I think one way or another publics are always involved in the making of cities. It can be via blunt processes at the ballot box or more nuanced and created versions in which citizens are more actively engaged. That latter is not easy and creates its own risks. The public has an amazing capacity for evolving new ways to challenge and thwart the best intentions of the processes. But if it works the outcomes can be extraordinary. Making cities is like a giant, slow, improvised dance, and it takes enormous practice from everyone's parts to get good at it. I think Christchurch has had some great training in the past five years and needs to just keep going and keep talking and supporting new initiatives.
I was involved with FESTA, the world's only Festival of Transitional Architecture, and that remains the peak event for engaging 'the public' with a big weekend of interactive experience-based ways of testing and experimenting with new ideas. Jessica Halliday and Anne Cunningham run Te Pūtahi: Christchurch centre for architecture and city-making, which is sustaining many important urban conversations. Gap Filler goes from strength to strength. Various geographical communities out east are strong and thriving. I was involved with a campaign called Option 3 + that lobbied successfully for a locally-led recovery, and many of the people who were involved with that meet regularly and continue to lobby, agitate and build relationships. Also, the local council is slowly developing new and better forms of engaged democracy, so hopefully they flourish and grow.
All these things, and many more, are critical because ultimately it is the public that acts as the counterbalance for political structures. It is only publics that can gather when they fail or can't handle an issue. This is an idea developed by Walter Lippmann and John Dewey in the 1920s in America. Christchurch has exemplified this to me. When the authorities have been overwhelmed - and it's happened frequently post-quake - it's always groups of people that gather together to point the way. Sometimes it's a struggle, and it doesn't always work, and it's always messy. But it has to be messy because it's created by the failure of the tidy processes. But it's also the only way that cities develop and grow at the pace and speed they need to and that they respond to the enormously complex issues around cities, which are only going to get worse with climate change, energy shifts, technological impacts, housing issues and many more problems of our time. I think the public can be seen as a kind of Geiger counter for the presence of issues in a city, and the managing authorities that run cities should be smart enough to register these concerns and publics when they emerge.
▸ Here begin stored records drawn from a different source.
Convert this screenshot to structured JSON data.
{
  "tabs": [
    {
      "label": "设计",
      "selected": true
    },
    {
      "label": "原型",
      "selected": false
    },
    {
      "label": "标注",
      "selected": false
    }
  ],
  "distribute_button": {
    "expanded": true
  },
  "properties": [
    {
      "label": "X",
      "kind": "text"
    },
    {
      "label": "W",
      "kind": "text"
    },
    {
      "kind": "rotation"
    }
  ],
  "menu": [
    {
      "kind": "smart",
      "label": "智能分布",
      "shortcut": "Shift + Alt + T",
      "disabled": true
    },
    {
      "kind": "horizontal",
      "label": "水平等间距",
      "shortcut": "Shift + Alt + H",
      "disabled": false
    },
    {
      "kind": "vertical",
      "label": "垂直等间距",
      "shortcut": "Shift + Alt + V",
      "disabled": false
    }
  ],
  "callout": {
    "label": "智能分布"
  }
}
The real point here is there is no optimum way of doing this. There's never going to be a new interface, or app, or participatory programme that solves the problem of cities. Cities exist as amazing, complex, entangled overflows of problems and issues from different competing groups - that's what makes them rich and stimulating. If we ever solve any part of them it just means that something is being suppressed. So, like a garden we need to live with the messiness; develop sensitivity, engage with forces we can't understand, and by working out the deeper flows and movements of materials and energy we can then hopefully watch it flourish - at least until the next winter.